Yes, I understand that in some contexts, when what comes after is what the narrator is actually seeing, it can be simply deleted. But there are many instances with 'look' or similar looking verbs where it's use describes for the reader the actions of the characters involved, perhaps it describes their changed focus. For example:
‘Where are you from?’
I paused, momentarily, then carried on sketching.
‘Here.’ I didn’t look up. I didn’t want to see her face.
‘Really? But you sound kind of … different.’ Now I looked up. ‘I mean, it’s weird because you don’t, but then you do.’ She snort-laughed. Shrugged.
Here, I especially want to contrast her NOT looking at one point to her giving in and looking in the following dialogue line.
She switched pencils and started shading the underbelly of her dog with the soft lead. Then silence. I looked up. Her pencil was poised over the page, her head cocked to one side. I followed the line of her eyes. The unfamiliar boy...
Here I see I could eliminate 'I looked up' but this action is caused by the silence and it takes the reader through the scene to help visualise it, like blocking in a play, I suppose.
One more example (she's been sent a cryptic picture by Frankie):
I examined the scrap of paper. Turned it over.
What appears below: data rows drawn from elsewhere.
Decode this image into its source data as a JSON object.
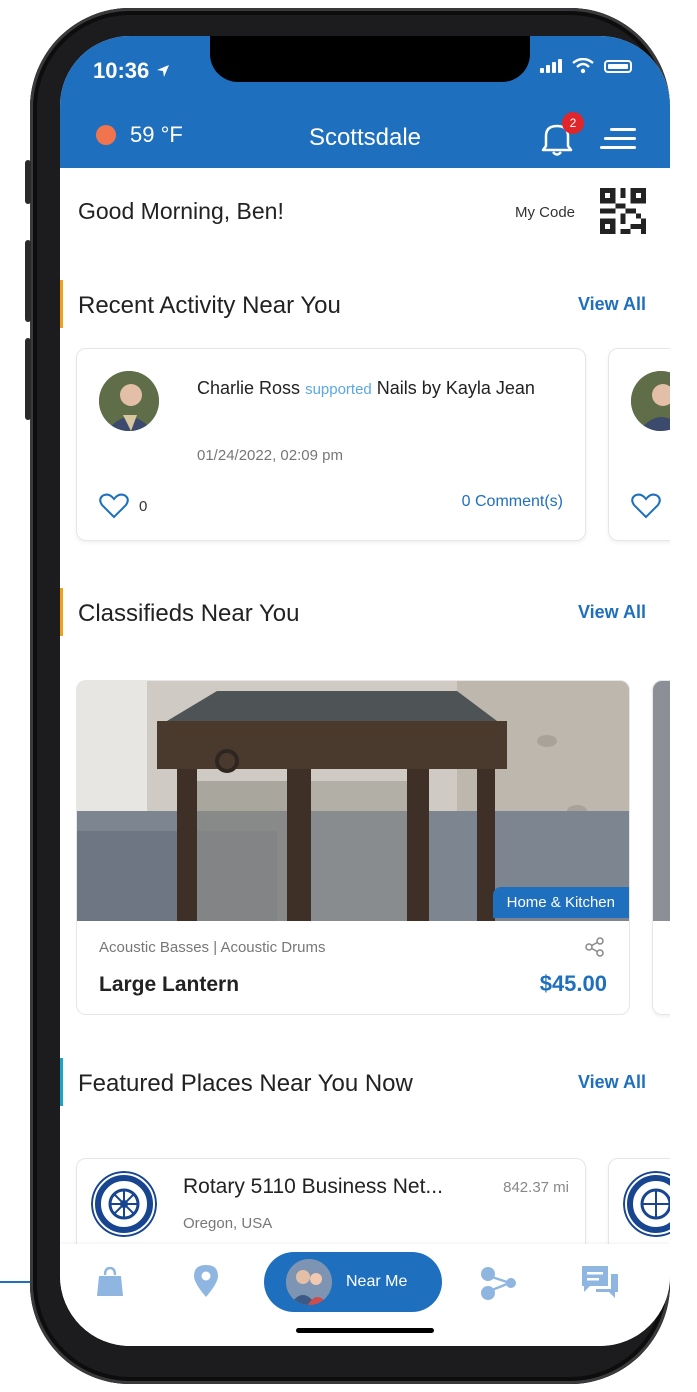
{
  "status_bar": {
    "time": "10:36"
  },
  "header": {
    "temperature": "59 °F",
    "city": "Scottsdale",
    "notification_count": "2"
  },
  "greeting": "Good Morning, Ben!",
  "my_code_label": "My Code",
  "recent_activity": {
    "title": "Recent Activity Near You",
    "view_all": "View All",
    "items": [
      {
        "user": "Charlie Ross",
        "action": "supported",
        "target": "Nails by Kayla Jean",
        "date": "01/24/2022, 02:09 pm",
        "likes": "0",
        "comments": "0 Comment(s)"
      }
    ]
  },
  "classifieds": {
    "title": "Classifieds Near You",
    "view_all": "View All",
    "items": [
      {
        "category_tag": "Home & Kitchen",
        "subcategories": "Acoustic Basses | Acoustic Drums",
        "name": "Large Lantern",
        "price": "$45.00"
      }
    ]
  },
  "featured_places": {
    "title": "Featured Places Near You Now",
    "view_all": "View All",
    "items": [
      {
        "name": "Rotary 5110 Business Net...",
        "distance": "842.37 mi",
        "location": "Oregon, USA"
      }
    ]
  },
  "bottom_nav": {
    "items": [
      "bag-icon",
      "location-pin-icon",
      "near-me-button",
      "connections-icon",
      "chat-icon"
    ],
    "near_me_label": "Near Me"
  },
  "colors": {
    "primary": "#1f6fbf",
    "accent_bar": "#f2a11b",
    "weather_dot": "#f0744e",
    "badge": "#e0262b"
  }
}
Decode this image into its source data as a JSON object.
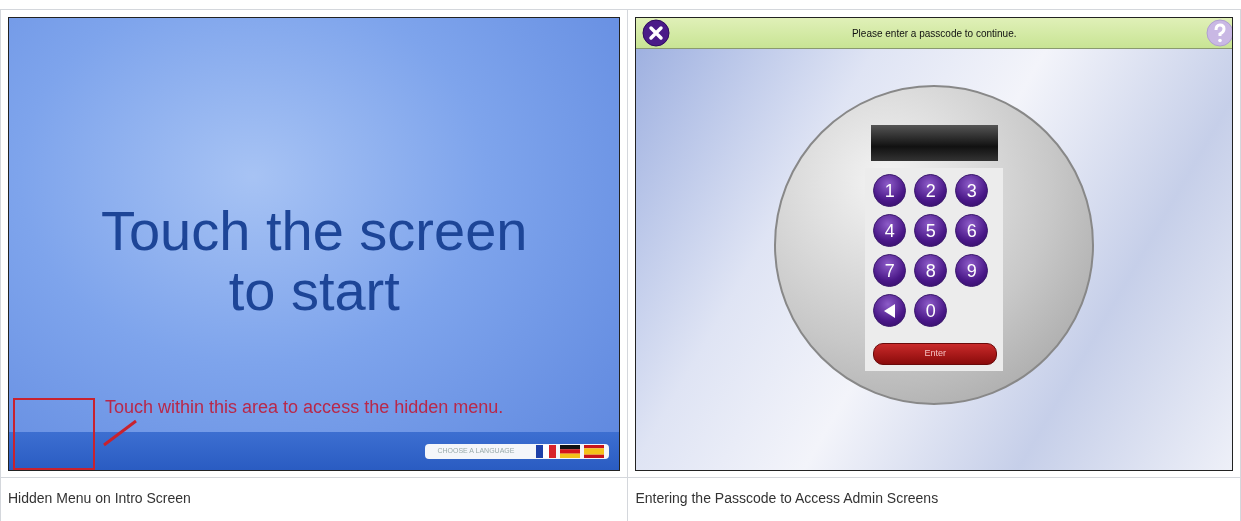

And back again.
‘Why would he…?’ I heard the crazies’ in-joke tittering and looked back at Frankie to see his tongue protruding from his mouth, wagging.
So here (similarly to no. 2) her looking is caused by the tittering and then leads to her seeing Frankie's stupid expression - to me it seems critical to creating the picture, almost like a series of camera shots would lead the viewer through the bits s/he should be focussing on to grasp the story effectively.
Am I just way off mark here?